Task instructions:
Return all lines below containing the word "https".

Excerpts from an interface dataset
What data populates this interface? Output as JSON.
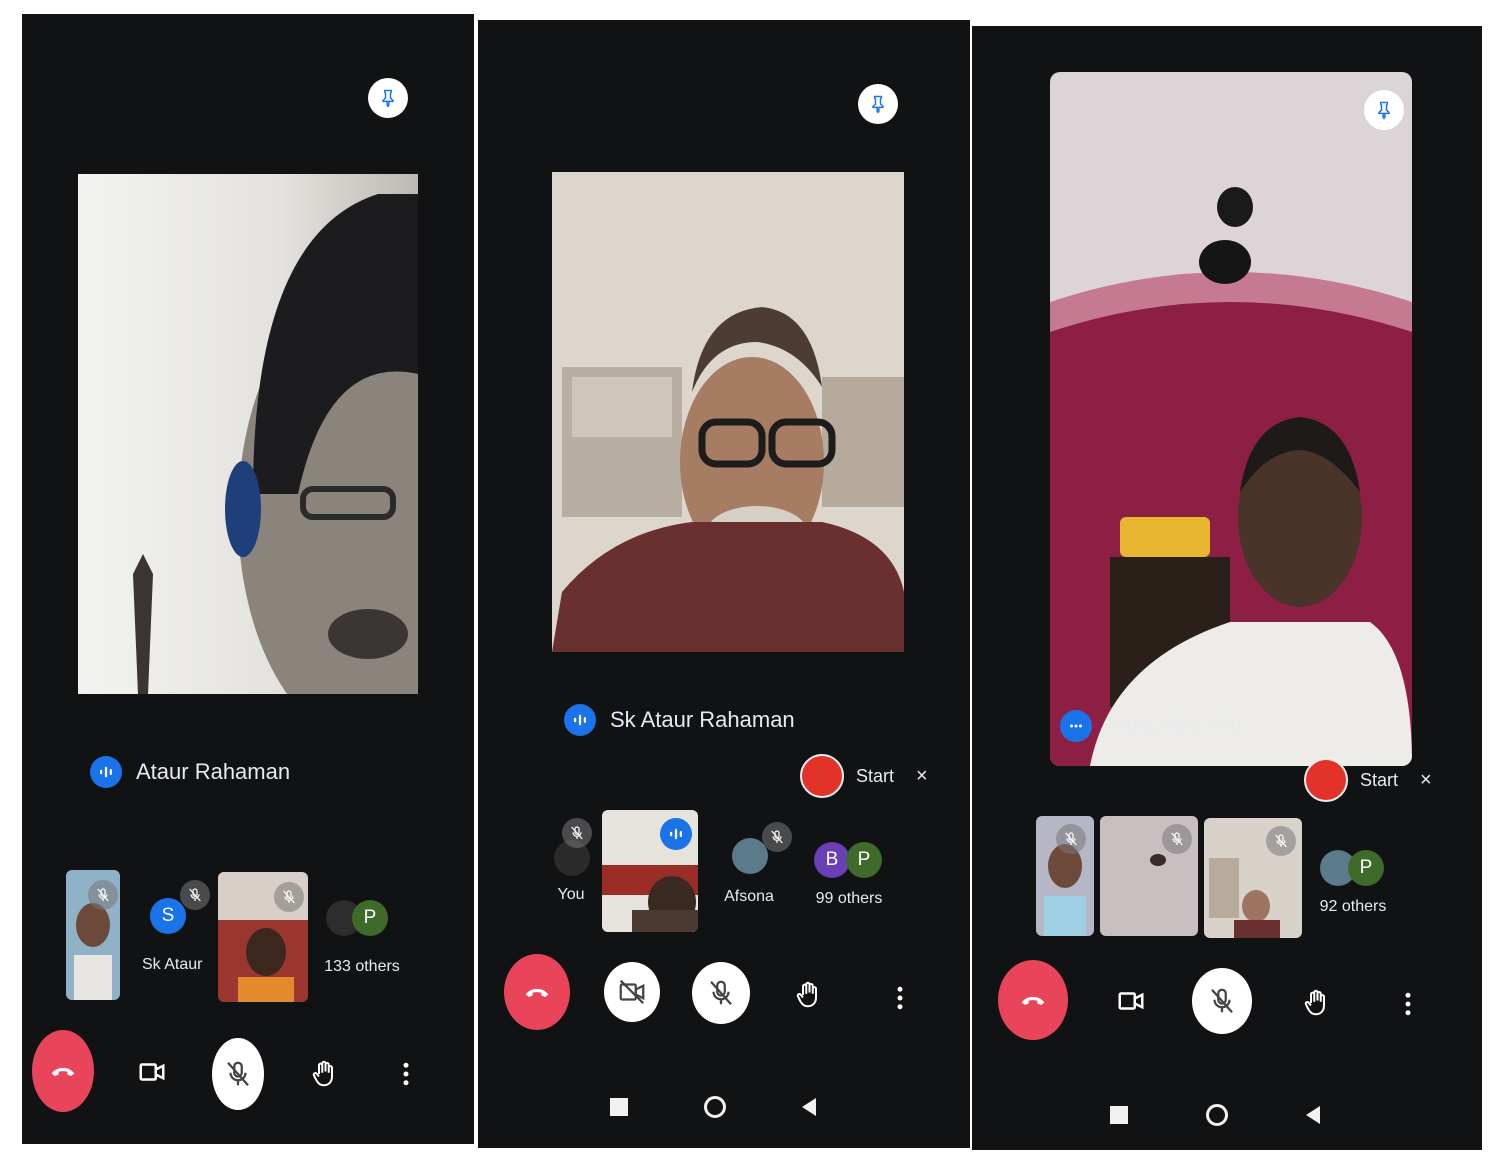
{
  "screens": [
    {
      "speaker": {
        "name": "Ataur Rahaman",
        "icon": "audio-wave-icon"
      },
      "participants": [
        {
          "label": "",
          "muted": true
        },
        {
          "label": "Sk Ataur",
          "avatar_letter": "S",
          "avatar_color": "#1a73e8",
          "muted": true
        },
        {
          "label": "",
          "muted": true
        },
        {
          "label": "133 others",
          "avatar_letter": "P",
          "avatar_color": "#3f6b2a"
        }
      ],
      "controls": [
        "end-call-icon",
        "camera-icon",
        "mic-off-icon",
        "raise-hand-icon",
        "more-vert-icon"
      ]
    },
    {
      "speaker": {
        "name": "Sk Ataur Rahaman",
        "icon": "audio-wave-icon"
      },
      "recording": {
        "label": "Start",
        "close": "×"
      },
      "participants": [
        {
          "label": "You",
          "muted": true
        },
        {
          "label": "",
          "speaking": true
        },
        {
          "label": "Afsona",
          "muted": true
        },
        {
          "label": "99 others",
          "avatar_letters": [
            "B",
            "P"
          ],
          "avatar_colors": [
            "#6a3fb5",
            "#3f6b2a"
          ]
        }
      ],
      "controls": [
        "end-call-icon",
        "camera-off-icon",
        "mic-off-icon",
        "raise-hand-icon",
        "more-vert-icon"
      ],
      "nav": [
        "recents-square-icon",
        "home-circle-icon",
        "back-triangle-icon"
      ]
    },
    {
      "speaker": {
        "name": "Baikuntha Pal",
        "icon": "dots-icon"
      },
      "recording": {
        "label": "Start",
        "close": "×"
      },
      "participants": [
        {
          "label": "",
          "muted": true
        },
        {
          "label": "",
          "muted": true
        },
        {
          "label": "",
          "muted": true
        },
        {
          "label": "92 others",
          "avatar_letter": "P",
          "avatar_color": "#3f6b2a"
        }
      ],
      "controls": [
        "end-call-icon",
        "camera-icon",
        "mic-off-icon",
        "raise-hand-icon",
        "more-vert-icon"
      ],
      "nav": [
        "recents-square-icon",
        "home-circle-icon",
        "back-triangle-icon"
      ]
    }
  ],
  "colors": {
    "background": "#111214",
    "accent": "#1a73e8",
    "end_call": "#e8445a",
    "record": "#e3322a"
  }
}
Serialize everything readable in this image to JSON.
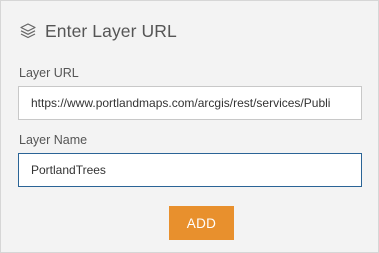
{
  "panel": {
    "title": "Enter Layer URL",
    "header_icon": "layers-icon"
  },
  "layer_url": {
    "label": "Layer URL",
    "value": "https://www.portlandmaps.com/arcgis/rest/services/Publi"
  },
  "layer_name": {
    "label": "Layer Name",
    "value": "PortlandTrees"
  },
  "actions": {
    "add_label": "ADD"
  },
  "colors": {
    "accent": "#e8902d",
    "panel_bg": "#f3f3f3",
    "focus_border": "#2a6496"
  }
}
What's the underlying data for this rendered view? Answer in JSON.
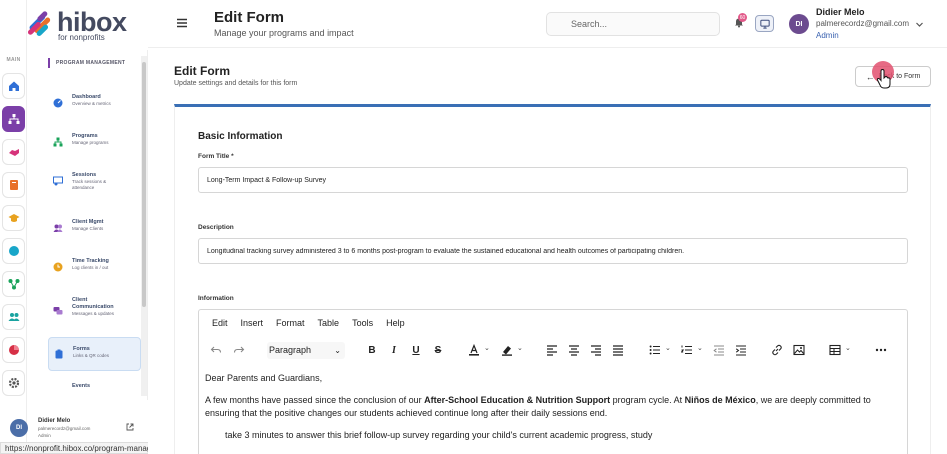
{
  "app": {
    "logo_main": "hibox",
    "logo_sub": "for nonprofits"
  },
  "rail": {
    "section_label": "MAIN"
  },
  "sidebar": {
    "section": "PROGRAM MANAGEMENT",
    "items": [
      {
        "title": "Dashboard",
        "sub": "Overview & metrics"
      },
      {
        "title": "Programs",
        "sub": "Manage programs"
      },
      {
        "title": "Sessions",
        "sub": "Track sessions & attendance"
      },
      {
        "title": "Client Mgmt",
        "sub": "Manage Clients"
      },
      {
        "title": "Time Tracking",
        "sub": "Log clients in / out"
      },
      {
        "title": "Client Communication",
        "sub": "Messages & updates"
      },
      {
        "title": "Forms",
        "sub": "Links & QR codes"
      },
      {
        "title": "Events",
        "sub": ""
      }
    ],
    "user": {
      "initials": "DI",
      "name": "Didier Melo",
      "email": "palmerecordz@gmail.com",
      "role": "Admin"
    }
  },
  "header": {
    "title": "Edit Form",
    "subtitle": "Manage your programs and impact",
    "search_placeholder": "Search...",
    "notification_count": "60",
    "user": {
      "initials": "DI",
      "name": "Didier Melo",
      "email": "palmerecordz@gmail.com",
      "role": "Admin"
    }
  },
  "main": {
    "title": "Edit Form",
    "subtitle": "Update settings and details for this form",
    "back_button": "Back to Form",
    "section_title": "Basic Information",
    "form_title_label": "Form Title *",
    "form_title_value": "Long-Term Impact & Follow-up Survey",
    "description_label": "Description",
    "description_value": "Longitudinal tracking survey administered 3 to 6 months post-program to evaluate the sustained educational and health outcomes of participating children.",
    "information_label": "Information"
  },
  "editor": {
    "menu": [
      "Edit",
      "Insert",
      "Format",
      "Table",
      "Tools",
      "Help"
    ],
    "block_format": "Paragraph",
    "greeting": "Dear Parents and Guardians,",
    "p1_a": "A few months have passed since the conclusion of our ",
    "p1_bold1": "After-School Education & Nutrition Support",
    "p1_b": " program cycle. At ",
    "p1_bold2": "Niños de México",
    "p1_c": ", we are deeply committed to ensuring that the positive changes our students achieved continue long after their daily sessions end.",
    "p2": "take 3 minutes to answer this brief follow-up survey regarding your child's current academic progress, study"
  },
  "status_bar": {
    "url": "https://nonprofit.hibox.co/program-management/forms/dagJOK8w"
  }
}
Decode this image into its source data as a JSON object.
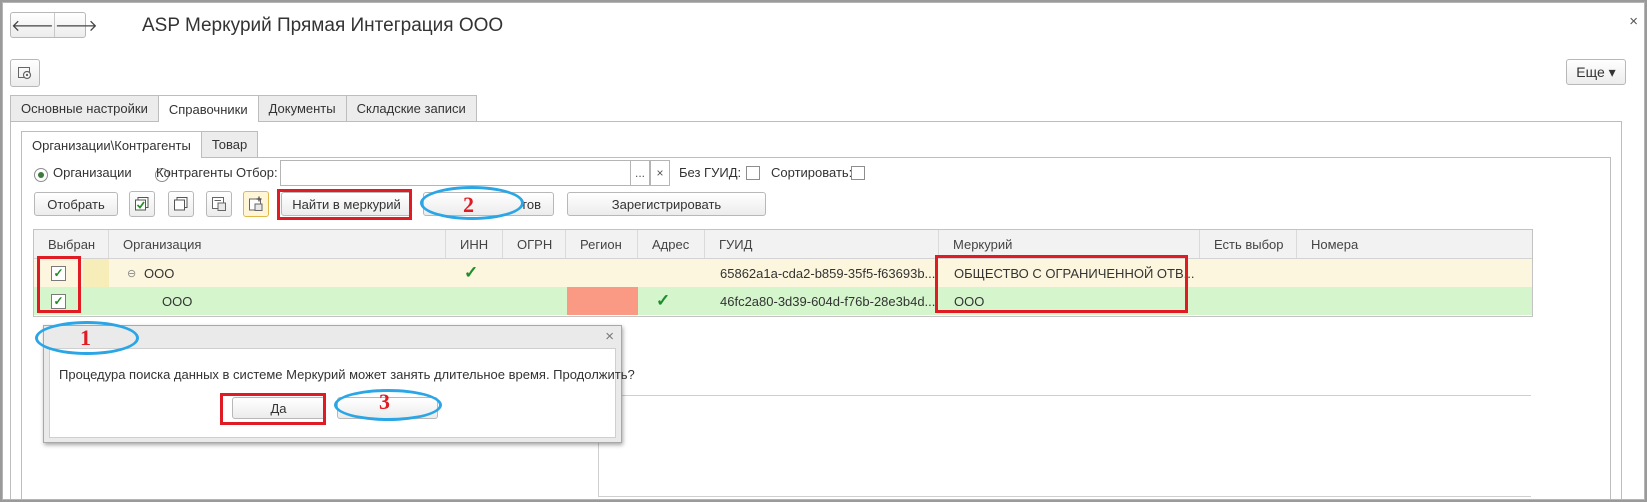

Solution to this task:
    "value": "https://www.portlandmaps.com/arcgis/rest/services/Publi"
    "url": "https://nonprofit.hibox.co/program-management/forms/dagJOK8w"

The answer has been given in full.